Nagpur News: The Nagpur bench of Bombay High court has struck down NIT’s decision to transfer a land reserved as playground to Bharatiya Vidya Bhavan’s school coming up at Bhamti Parsodi near Trimurti Nagar here.
“In our view, plot reserved as “playground” under development plan can’t be deviated for any other purpose. It is needed for the children and citizens in the area for recreational activities,” a division bench of Justices Pratap Hardas and Ashok Bhangale ruled before setting aside NIT’s tender for allotment of area reserved as “playground” to the upcoming Bhavan’s School.
The court made it clear that the public interests lie in the reservation and preservation of open spaces for playground. “It can’t be sacrificed by transferring playground to private persons to establish sports complex, restaurant, swimming tank, and garden, where objective is to earn monetary gains/profits,” the judges observed while allowing PIL filed by physical education lecturer Surendra Tiwari and Trimurti Nagar Ground Bachav Samiti.
The petitioners had challenged NIT’s decision to allot land reserved for primary and secondary schools and playground to Bhavan where the latter planned to set-up a restaurant. “The nation needs best of talent in major sports to represent India at international level. Such playgrounds, as planned in Town Planning Scheme should subserve the need if kept available to children free of cost and at various places in the city under the MRTP Act,” the judges added.
Expressing concern over shrinking of playgrounds in the cities, the judges pointed out that the thickly populated urban areas need planned and controlled development. “There is dearth of adequate open spaces where children can play, have an opportunity to train themselves and undertake career in major outdoor sports like cricket, football, and hockey, or at least to maintain their physical fitness,” the judges pointed out.
They further observed that playground can’t be allowed to be bartered away and converted as a club/sports complex with restrictive user meant for handful of rich people in the society. “It is duty of the local authority to maintain the playground for the benefit of common people. This is larger public interest,” they said.
Vindicating the petitioners for filing PIL, the court stated that the common people belonging to poor, weak, and disadvantaged society sometimes are ignorant due to their social and economic backwardness/difficulties. “They may not be able to come forward to the court to enforce their fundamental and legal rights guaranteed in their favour. In such a case, any bona fide litigant can be allowed to come forward to protect public and social interest and vindicate the cause of justice to redress public injury. PIL has a great potential as it enables the court to see to it that justice must reach the doors of all those citizens in the area who could not come to the court due to their socio-economic difficulties,” the judges remarked.
The court, however, made it clear that even Bhavan’s students could use the playground along with other children and common people from nearby areas.

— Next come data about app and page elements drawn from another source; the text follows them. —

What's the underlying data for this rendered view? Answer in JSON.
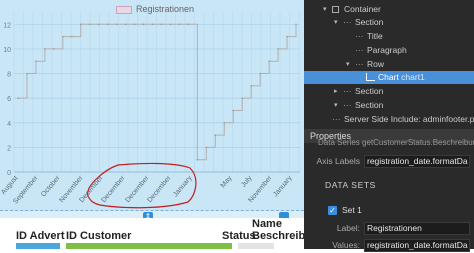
{
  "chart_data": {
    "type": "line",
    "legend": [
      "Registrationen"
    ],
    "series": [
      {
        "name": "Registrationen",
        "color": "#b0b0b0",
        "values": [
          6,
          8,
          9,
          10,
          10,
          11,
          11,
          12,
          12,
          12,
          12,
          12,
          12,
          12,
          12,
          12,
          12,
          12,
          12,
          12,
          1,
          2,
          3,
          4,
          5,
          6,
          7,
          8,
          9,
          10,
          11,
          12
        ]
      }
    ],
    "x_ticks": [
      "August",
      "September",
      "October",
      "November",
      "December",
      "December",
      "December",
      "December",
      "January",
      "May",
      "July",
      "November",
      "January"
    ],
    "y_ticks": [
      "0",
      "2",
      "4",
      "6",
      "8",
      "10",
      "12"
    ],
    "ylim": [
      0,
      13
    ]
  },
  "table": {
    "headers": {
      "id_advert": "ID Advert",
      "id_customer": "ID Customer",
      "status": "Status",
      "name_1": "Name",
      "name_2": "Beschreibung"
    }
  },
  "panel": {
    "tree": [
      {
        "label": "Container",
        "type": "box"
      },
      {
        "label": "Section",
        "type": "dash"
      },
      {
        "label": "Title",
        "type": "dash"
      },
      {
        "label": "Paragraph",
        "type": "dash"
      },
      {
        "label": "Row",
        "type": "dash"
      },
      {
        "label": "Chart",
        "hint": "chart1",
        "type": "chart"
      },
      {
        "label": "Section",
        "type": "dash"
      },
      {
        "label": "Section",
        "type": "dash"
      },
      {
        "label": "Server Side Include: ",
        "hint": "adminfooter.php",
        "type": "dash"
      }
    ],
    "properties_title": "Properties",
    "cut_text": "Data Series   getCustomerStatus.Beschreibung",
    "axis_labels_label": "Axis Labels",
    "axis_labels_value": "registration_date.formatDa",
    "data_sets_title": "DATA SETS",
    "set_name": "Set 1",
    "label_label": "Label:",
    "label_value": "Registrationen",
    "values_label": "Values:",
    "values_value": "registration_date.formatDa"
  }
}
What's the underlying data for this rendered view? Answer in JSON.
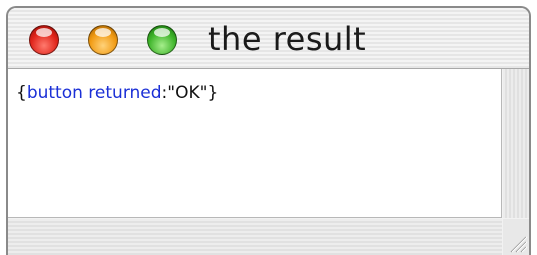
{
  "window": {
    "title": "the result"
  },
  "result": {
    "open_brace": "{",
    "keyword": "button returned",
    "colon": ":",
    "value": "\"OK\"",
    "close_brace": "}"
  },
  "colors": {
    "keyword": "#1a2fd6",
    "close_button": "#e0241a",
    "minimize_button": "#f19a12",
    "zoom_button": "#3eb42a"
  },
  "icons": {
    "close": "close-button-icon",
    "minimize": "minimize-button-icon",
    "zoom": "zoom-button-icon",
    "resize": "resize-grip-icon"
  }
}
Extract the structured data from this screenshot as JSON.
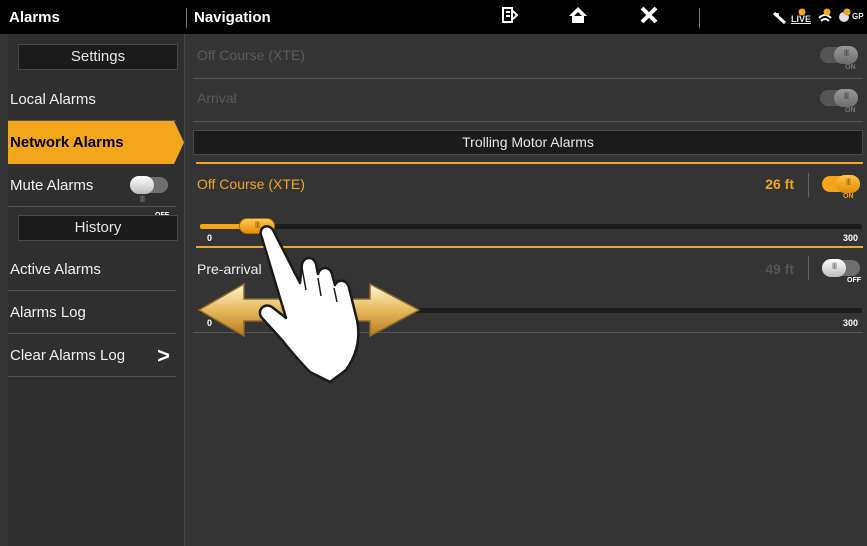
{
  "topbar": {
    "left_title": "Alarms",
    "nav_title": "Navigation",
    "status": {
      "live": "LIVE",
      "gps": "GP"
    }
  },
  "sidebar": {
    "settings_header": "Settings",
    "items_top": [
      {
        "label": "Local Alarms"
      },
      {
        "label": "Network Alarms",
        "active": true
      },
      {
        "label": "Mute Alarms",
        "toggle_state": "OFF"
      }
    ],
    "history_header": "History",
    "items_bottom": [
      {
        "label": "Active Alarms"
      },
      {
        "label": "Alarms Log"
      },
      {
        "label": "Clear Alarms Log",
        "chevron": ">"
      }
    ]
  },
  "main": {
    "rows": [
      {
        "label": "Off Course (XTE)",
        "toggle_state": "ON"
      },
      {
        "label": "Arrival",
        "toggle_state": "ON"
      }
    ],
    "section_title": "Trolling Motor Alarms",
    "tm_rows": [
      {
        "label": "Off Course (XTE)",
        "value": "26 ft",
        "toggle_state": "ON",
        "slider_min": "0",
        "slider_max": "300",
        "slider_value": 26
      },
      {
        "label": "Pre-arrival",
        "value": "49 ft",
        "toggle_state": "OFF",
        "slider_min": "0",
        "slider_max": "300",
        "slider_value": 0
      }
    ]
  },
  "colors": {
    "accent": "#f3a51b",
    "background": "#343434",
    "topbar": "#000000"
  },
  "icons": [
    "waypoint-list-icon",
    "home-icon",
    "close-icon",
    "sonar-icon",
    "live-icon",
    "radar-icon",
    "gps-icon",
    "tap-hand-icon",
    "drag-arrows-icon"
  ]
}
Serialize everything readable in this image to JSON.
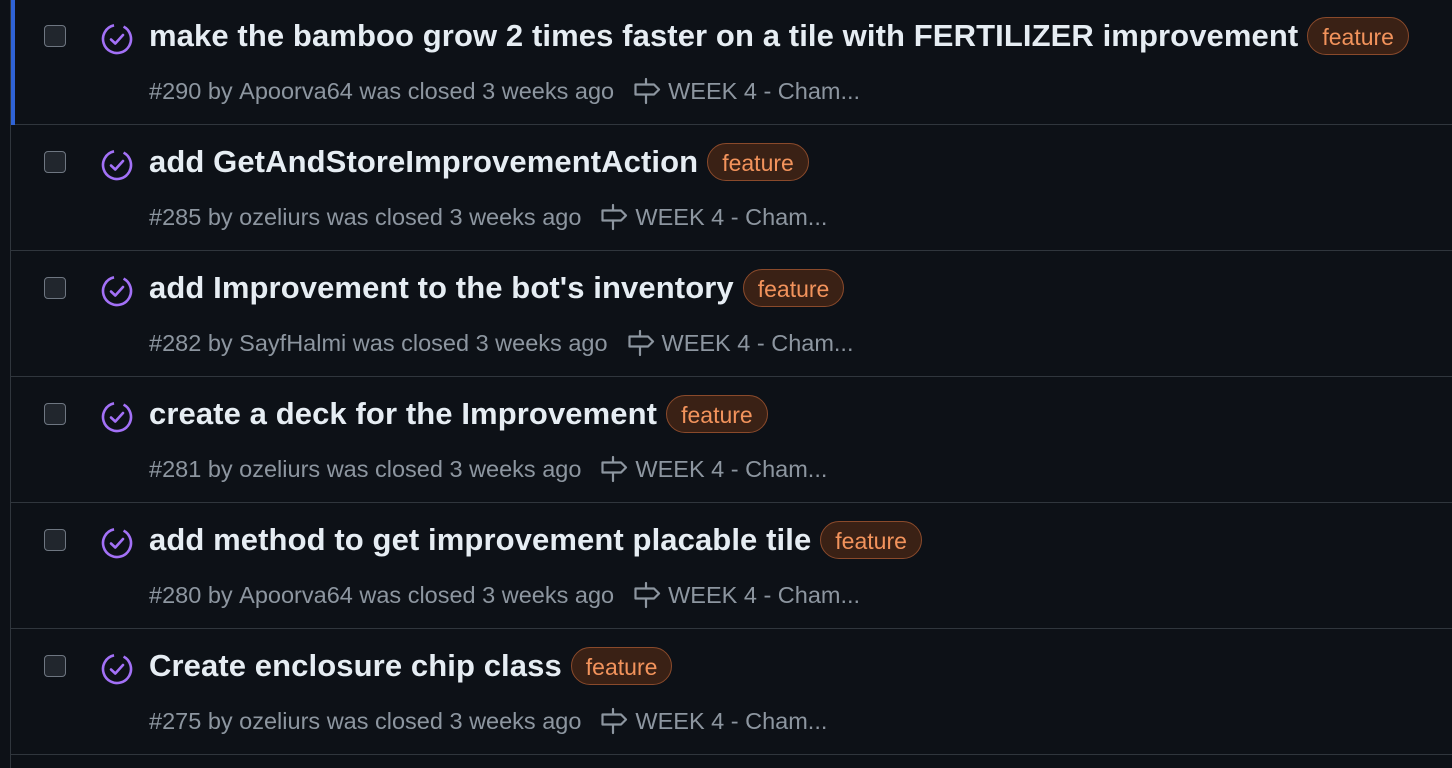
{
  "issues": [
    {
      "title": "make the bamboo grow 2 times faster on a tile with FERTILIZER improvement",
      "label": "feature",
      "number": "#290",
      "by": "by",
      "author": "Apoorva64",
      "status_text": "was closed",
      "time": "3 weeks ago",
      "milestone": "WEEK 4 - Cham...",
      "highlighted": true
    },
    {
      "title": "add GetAndStoreImprovementAction",
      "label": "feature",
      "number": "#285",
      "by": "by",
      "author": "ozeliurs",
      "status_text": "was closed",
      "time": "3 weeks ago",
      "milestone": "WEEK 4 - Cham..."
    },
    {
      "title": "add Improvement to the bot's inventory",
      "label": "feature",
      "number": "#282",
      "by": "by",
      "author": "SayfHalmi",
      "status_text": "was closed",
      "time": "3 weeks ago",
      "milestone": "WEEK 4 - Cham..."
    },
    {
      "title": "create a deck for the Improvement",
      "label": "feature",
      "number": "#281",
      "by": "by",
      "author": "ozeliurs",
      "status_text": "was closed",
      "time": "3 weeks ago",
      "milestone": "WEEK 4 - Cham..."
    },
    {
      "title": "add method to get improvement placable tile",
      "label": "feature",
      "number": "#280",
      "by": "by",
      "author": "Apoorva64",
      "status_text": "was closed",
      "time": "3 weeks ago",
      "milestone": "WEEK 4 - Cham..."
    },
    {
      "title": "Create enclosure chip class",
      "label": "feature",
      "number": "#275",
      "by": "by",
      "author": "ozeliurs",
      "status_text": "was closed",
      "time": "3 weeks ago",
      "milestone": "WEEK 4 - Cham..."
    }
  ],
  "colors": {
    "background": "#0d1117",
    "title": "#e6edf3",
    "meta": "#8d96a0",
    "closed_icon": "#a371f7",
    "label_text": "#f2935c",
    "label_bg": "#3a2115",
    "accent": "#2f63d5"
  },
  "icons": {
    "status": "issue-closed-icon",
    "milestone": "milestone-icon",
    "checkbox": "checkbox"
  }
}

The Bhavan’s was told to assist NIT in maintaining the playground in playworthy condition through financial help. “Want of funds cannot be an excuse for local planning authority to shirk its statutory duty to maintain the playground,” the court stated.
Earlier, Anand Jaiswal, representing the petitioners, contended that there were 20 schools in the vicinity and new one was not needed. He pointed out that the area was already congested and the children, elders and common people have no other open space available for their daily morning or evening stroll and physical exercise, had no facility of “playground” except this public utility land.
Bhavan’s have been allotted 0.176 hectare land for primary school and 0.352 hectare for secondary school. Another 1.1136 hectare meant for playground was also allotted to Bhavan’s and this allotment has been quashed.